“I was living in New York all through the 1980’s and I heard Grandmaster Flash and Run DMC on the radio with their early hits. When rap music came out first I didn’t see the music as just songs — I saw them as the urban films that Hollywood wouldn’t touch, the screenplays that they were afraid to make.
“When I went back to Ireland, I kept up an interest in it — I’d be driving round in the car playing Snoop Doggy Dog and Coolio, and Bono would wind me up about it. ‘You’re not really into that stuff, are you?’ — he’d be always slagging me.”
Bono was a catalyst for Sheridan’s involvement in the 50 Cent project. The producer of “Get Rich Or Die Tryin,” Interscope Records supremo Jimmy Iovine who put out 50 Cent’s albums, was an engineer in his pre-mogul days on U2’s “Rattle and Hum” album, and the recent amalgamation of Interscope Geffen A&M Records into Universal Music Group results in U2 being contracted to the same musical behemoth as 50 Cent himself.
Sheridan had looked at dozens of scripts for rap movies before he signed up for the 50 Cent feature — because he liked the artist, and he felt that his life story had themes that feature in his own films and personal background.
“Sure, on one level it’s a ‘Rocky’ story where a guy comes out of the ghetto and succeeds in the music business, but it’s really about a boy in search of his father, something that I’ve been dealing with in my own work. And I liked 50 Cents’ music before I met him. When we sat down together I felt he had tremendous charisma and wit, something special that would really work on camera. And look, as far as background goes, where I grew up in Dublin around Sheriff Street, we had to live with a lot of the same stuff he had on his turf in Queens — junkies on the corner, danger on the street, drug dealers working in broad daylight.”
Sheridan shot most of the film in the Bronx, at High Bridge, with some scenes shot in Canada, and, oddly enough, Ireland.

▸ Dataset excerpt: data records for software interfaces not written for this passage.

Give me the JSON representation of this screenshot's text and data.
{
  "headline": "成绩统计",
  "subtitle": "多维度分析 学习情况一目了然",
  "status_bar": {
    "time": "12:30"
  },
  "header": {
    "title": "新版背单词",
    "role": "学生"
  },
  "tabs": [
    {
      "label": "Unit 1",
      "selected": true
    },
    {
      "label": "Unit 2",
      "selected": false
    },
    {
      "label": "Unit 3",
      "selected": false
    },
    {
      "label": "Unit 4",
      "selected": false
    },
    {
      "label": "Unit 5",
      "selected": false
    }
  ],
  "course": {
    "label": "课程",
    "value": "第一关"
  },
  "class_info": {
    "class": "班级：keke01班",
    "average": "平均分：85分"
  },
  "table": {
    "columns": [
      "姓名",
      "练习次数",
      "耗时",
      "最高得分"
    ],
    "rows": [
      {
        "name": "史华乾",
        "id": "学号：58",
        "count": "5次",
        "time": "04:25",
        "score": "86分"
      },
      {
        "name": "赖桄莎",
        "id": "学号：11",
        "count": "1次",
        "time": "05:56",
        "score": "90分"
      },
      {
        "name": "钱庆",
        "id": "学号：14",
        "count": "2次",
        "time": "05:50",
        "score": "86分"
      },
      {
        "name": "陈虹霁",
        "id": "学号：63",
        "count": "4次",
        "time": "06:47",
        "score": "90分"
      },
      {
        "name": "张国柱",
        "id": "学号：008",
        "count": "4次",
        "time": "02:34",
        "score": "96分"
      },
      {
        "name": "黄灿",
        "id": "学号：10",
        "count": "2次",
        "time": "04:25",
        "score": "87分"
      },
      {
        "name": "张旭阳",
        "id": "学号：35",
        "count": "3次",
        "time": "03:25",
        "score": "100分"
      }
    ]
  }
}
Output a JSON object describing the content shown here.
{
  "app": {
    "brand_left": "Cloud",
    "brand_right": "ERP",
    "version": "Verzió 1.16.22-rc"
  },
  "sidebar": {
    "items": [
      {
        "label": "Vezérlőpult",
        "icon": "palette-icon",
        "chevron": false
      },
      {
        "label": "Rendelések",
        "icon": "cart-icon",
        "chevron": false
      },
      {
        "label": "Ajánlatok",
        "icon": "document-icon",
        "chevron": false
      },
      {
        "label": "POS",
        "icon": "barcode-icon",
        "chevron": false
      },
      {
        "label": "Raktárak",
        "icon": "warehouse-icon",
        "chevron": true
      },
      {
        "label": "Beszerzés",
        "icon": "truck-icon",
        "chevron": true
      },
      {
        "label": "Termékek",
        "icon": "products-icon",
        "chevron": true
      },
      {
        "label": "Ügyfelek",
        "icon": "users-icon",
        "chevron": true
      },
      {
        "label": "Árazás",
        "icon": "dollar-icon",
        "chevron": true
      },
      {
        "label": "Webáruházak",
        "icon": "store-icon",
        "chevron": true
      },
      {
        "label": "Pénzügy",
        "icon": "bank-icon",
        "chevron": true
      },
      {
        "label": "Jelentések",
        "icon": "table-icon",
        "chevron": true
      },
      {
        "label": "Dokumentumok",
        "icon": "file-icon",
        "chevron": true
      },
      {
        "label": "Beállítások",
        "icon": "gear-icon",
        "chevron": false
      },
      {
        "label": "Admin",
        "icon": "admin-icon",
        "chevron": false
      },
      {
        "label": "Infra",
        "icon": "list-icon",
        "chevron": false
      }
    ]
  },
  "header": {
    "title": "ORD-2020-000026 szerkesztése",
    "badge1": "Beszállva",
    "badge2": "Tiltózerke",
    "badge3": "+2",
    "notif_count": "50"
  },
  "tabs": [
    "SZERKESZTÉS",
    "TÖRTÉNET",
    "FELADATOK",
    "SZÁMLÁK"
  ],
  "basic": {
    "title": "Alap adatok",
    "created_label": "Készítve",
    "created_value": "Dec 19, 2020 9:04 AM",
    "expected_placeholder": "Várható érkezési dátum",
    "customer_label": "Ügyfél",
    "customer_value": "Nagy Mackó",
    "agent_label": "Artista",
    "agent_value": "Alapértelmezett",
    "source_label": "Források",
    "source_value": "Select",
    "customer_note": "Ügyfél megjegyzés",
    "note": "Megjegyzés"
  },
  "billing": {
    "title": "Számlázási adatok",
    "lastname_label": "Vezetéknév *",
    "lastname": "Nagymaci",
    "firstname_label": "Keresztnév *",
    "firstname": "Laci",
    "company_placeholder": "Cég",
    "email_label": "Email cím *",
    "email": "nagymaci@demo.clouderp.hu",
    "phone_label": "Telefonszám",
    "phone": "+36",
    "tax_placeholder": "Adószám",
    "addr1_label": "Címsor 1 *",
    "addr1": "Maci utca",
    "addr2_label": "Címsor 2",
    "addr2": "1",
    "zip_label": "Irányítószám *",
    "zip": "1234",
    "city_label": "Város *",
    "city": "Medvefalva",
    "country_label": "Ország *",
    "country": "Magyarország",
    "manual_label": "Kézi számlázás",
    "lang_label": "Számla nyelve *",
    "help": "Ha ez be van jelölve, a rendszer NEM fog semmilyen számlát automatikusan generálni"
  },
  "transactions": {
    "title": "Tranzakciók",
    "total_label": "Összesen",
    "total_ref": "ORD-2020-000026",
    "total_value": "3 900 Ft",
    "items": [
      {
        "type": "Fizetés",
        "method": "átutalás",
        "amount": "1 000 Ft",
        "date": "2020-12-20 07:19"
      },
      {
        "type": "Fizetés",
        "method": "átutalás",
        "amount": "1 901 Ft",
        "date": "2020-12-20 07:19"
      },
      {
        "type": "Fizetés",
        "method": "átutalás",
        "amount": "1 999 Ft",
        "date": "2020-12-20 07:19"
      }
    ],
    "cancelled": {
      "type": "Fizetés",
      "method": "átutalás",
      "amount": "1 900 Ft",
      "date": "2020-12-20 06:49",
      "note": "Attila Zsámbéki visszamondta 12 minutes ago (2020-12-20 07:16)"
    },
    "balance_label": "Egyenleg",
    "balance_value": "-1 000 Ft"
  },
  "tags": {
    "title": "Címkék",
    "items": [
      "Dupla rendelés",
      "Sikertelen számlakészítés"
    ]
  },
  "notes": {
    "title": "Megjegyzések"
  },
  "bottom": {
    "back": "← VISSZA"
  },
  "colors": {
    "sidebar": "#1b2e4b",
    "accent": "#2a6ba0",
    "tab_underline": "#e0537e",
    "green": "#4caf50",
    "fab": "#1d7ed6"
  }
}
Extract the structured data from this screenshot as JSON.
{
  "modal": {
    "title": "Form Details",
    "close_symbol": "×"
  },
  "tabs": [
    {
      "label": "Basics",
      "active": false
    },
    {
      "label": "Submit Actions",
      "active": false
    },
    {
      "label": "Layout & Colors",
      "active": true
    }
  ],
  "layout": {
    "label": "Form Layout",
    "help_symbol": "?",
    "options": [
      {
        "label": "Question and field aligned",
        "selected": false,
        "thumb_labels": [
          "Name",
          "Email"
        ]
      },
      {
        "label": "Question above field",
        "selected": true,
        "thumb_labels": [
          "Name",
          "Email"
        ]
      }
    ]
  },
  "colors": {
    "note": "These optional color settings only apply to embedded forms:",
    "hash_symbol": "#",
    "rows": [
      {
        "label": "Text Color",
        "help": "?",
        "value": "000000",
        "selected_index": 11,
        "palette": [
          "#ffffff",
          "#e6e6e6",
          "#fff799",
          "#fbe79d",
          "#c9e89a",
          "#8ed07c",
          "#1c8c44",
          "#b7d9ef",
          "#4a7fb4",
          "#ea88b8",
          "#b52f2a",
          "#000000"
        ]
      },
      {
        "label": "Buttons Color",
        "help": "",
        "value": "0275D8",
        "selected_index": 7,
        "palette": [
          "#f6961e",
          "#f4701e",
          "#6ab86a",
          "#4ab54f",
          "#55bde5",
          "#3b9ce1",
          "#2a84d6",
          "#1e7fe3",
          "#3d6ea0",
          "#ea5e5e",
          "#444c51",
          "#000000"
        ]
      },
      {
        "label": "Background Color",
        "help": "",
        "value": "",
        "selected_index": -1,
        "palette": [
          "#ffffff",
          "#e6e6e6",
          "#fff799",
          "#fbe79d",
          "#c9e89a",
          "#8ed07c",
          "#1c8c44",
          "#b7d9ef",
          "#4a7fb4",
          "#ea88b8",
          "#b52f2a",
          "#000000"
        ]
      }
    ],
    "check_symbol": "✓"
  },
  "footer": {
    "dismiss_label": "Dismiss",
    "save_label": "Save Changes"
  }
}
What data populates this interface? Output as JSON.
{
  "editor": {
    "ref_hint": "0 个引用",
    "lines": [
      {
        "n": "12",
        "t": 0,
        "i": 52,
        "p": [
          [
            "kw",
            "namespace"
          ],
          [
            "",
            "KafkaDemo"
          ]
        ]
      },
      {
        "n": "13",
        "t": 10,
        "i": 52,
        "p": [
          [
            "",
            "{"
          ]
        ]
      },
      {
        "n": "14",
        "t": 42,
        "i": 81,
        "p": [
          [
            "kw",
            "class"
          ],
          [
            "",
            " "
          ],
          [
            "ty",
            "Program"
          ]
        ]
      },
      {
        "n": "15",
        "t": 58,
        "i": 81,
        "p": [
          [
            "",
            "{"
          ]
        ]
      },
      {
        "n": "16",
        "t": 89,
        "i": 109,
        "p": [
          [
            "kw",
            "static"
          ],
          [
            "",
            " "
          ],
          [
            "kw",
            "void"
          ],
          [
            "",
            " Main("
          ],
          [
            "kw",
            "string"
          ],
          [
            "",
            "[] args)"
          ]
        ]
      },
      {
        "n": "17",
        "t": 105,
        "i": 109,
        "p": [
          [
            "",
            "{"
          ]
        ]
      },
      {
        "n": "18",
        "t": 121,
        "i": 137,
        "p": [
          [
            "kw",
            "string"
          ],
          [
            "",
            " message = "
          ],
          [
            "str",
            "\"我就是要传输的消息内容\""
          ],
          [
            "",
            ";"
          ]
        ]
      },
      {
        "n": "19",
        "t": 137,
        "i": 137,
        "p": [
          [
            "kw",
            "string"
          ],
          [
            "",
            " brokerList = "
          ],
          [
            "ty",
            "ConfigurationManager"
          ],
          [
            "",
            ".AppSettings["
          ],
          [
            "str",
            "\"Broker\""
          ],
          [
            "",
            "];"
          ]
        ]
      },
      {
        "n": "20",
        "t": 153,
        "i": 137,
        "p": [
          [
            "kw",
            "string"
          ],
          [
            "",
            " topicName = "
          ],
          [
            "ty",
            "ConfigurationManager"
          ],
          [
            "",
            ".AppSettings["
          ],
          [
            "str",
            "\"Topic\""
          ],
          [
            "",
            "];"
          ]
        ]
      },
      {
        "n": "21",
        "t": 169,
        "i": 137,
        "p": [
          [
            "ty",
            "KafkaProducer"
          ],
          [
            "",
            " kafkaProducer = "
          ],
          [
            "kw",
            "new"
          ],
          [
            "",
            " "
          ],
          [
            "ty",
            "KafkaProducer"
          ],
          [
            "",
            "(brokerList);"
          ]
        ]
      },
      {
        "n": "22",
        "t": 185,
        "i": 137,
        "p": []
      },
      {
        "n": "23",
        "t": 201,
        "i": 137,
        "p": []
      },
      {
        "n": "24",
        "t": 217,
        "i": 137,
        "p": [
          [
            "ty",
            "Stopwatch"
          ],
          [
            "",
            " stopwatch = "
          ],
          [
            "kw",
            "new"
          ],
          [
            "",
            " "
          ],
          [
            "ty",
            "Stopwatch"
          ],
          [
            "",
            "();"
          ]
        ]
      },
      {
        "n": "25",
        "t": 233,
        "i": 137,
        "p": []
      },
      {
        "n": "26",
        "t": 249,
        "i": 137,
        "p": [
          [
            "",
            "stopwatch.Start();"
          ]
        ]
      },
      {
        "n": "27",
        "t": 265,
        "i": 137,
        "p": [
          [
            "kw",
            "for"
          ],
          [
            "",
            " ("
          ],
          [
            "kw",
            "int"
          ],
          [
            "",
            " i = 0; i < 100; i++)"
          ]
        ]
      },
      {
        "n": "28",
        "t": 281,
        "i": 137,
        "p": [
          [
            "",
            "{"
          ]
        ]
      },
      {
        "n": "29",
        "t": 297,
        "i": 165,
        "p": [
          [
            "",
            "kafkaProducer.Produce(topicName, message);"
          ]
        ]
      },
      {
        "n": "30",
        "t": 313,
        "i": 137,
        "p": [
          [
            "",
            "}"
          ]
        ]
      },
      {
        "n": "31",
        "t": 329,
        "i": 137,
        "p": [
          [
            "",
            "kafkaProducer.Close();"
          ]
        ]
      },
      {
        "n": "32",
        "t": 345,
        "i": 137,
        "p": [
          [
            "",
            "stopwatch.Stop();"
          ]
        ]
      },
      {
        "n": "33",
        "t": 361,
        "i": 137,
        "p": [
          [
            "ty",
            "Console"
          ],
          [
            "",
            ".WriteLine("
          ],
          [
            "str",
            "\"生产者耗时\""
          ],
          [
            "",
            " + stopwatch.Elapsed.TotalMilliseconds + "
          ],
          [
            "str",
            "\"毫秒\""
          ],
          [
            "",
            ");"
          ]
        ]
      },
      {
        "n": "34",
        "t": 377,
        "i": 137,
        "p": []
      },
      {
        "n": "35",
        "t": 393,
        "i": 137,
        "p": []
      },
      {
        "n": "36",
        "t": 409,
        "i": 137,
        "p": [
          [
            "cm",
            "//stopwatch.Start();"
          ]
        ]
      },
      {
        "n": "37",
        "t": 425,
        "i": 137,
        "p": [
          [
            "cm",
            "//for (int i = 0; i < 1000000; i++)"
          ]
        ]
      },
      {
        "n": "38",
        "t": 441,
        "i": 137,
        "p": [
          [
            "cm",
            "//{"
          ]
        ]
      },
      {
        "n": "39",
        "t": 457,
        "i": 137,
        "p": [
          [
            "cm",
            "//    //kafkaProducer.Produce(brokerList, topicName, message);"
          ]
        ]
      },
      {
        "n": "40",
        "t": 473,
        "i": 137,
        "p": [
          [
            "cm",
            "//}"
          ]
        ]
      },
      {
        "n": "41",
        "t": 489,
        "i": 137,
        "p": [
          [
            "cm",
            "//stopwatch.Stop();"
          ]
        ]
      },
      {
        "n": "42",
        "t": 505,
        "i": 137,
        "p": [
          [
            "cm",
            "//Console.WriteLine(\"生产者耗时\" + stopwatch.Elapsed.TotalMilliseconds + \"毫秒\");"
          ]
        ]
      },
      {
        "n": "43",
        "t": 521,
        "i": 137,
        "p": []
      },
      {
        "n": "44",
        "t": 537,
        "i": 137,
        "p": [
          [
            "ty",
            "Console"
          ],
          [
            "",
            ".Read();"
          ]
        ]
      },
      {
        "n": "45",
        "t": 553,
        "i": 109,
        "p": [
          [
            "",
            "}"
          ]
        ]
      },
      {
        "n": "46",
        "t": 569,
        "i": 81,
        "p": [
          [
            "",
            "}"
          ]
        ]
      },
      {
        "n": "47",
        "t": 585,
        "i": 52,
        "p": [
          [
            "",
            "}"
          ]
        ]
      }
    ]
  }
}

“The film shows a side of New York that isn’t the bourgeois Tavern On The Green end of Manhattan. And we shot a lot of it in Toronto — the nice parts of Toronto and the nice parts of New York are very different, but the poor parts of most North American cities are alike — the 99-cent shops, the check-cashing places, the cheap take-aways. We even shot a few days in Ireland at Ardmore Studios. I always work that way, I always want to re-shoot a few crucial scenes after we’ve wrapped the whole thing and we’re starting to edit it.
“I know that there are scenes we can do better than we did the original shoot, so I worked it out that when 50 Cent was doing his concerts in Dublin this year, I got him to come down to Ardmore for a few days to do some interior scenes and re-work the lines.”
Heavy security on the set was standard procedure while shooting in New York, a policy that took Sheridan back to the difficulties of filmmaking in pre-ceasefire times in Northern Ireland.
“The rap crew hanging around the set reminded me of republicans up in the north years ago — they’d be best mates, comrades-in-arms, ready to die for one another one day; next thing you know, they have a big falling out over nothing, and they’d be splitting into factions trying to kill each other.”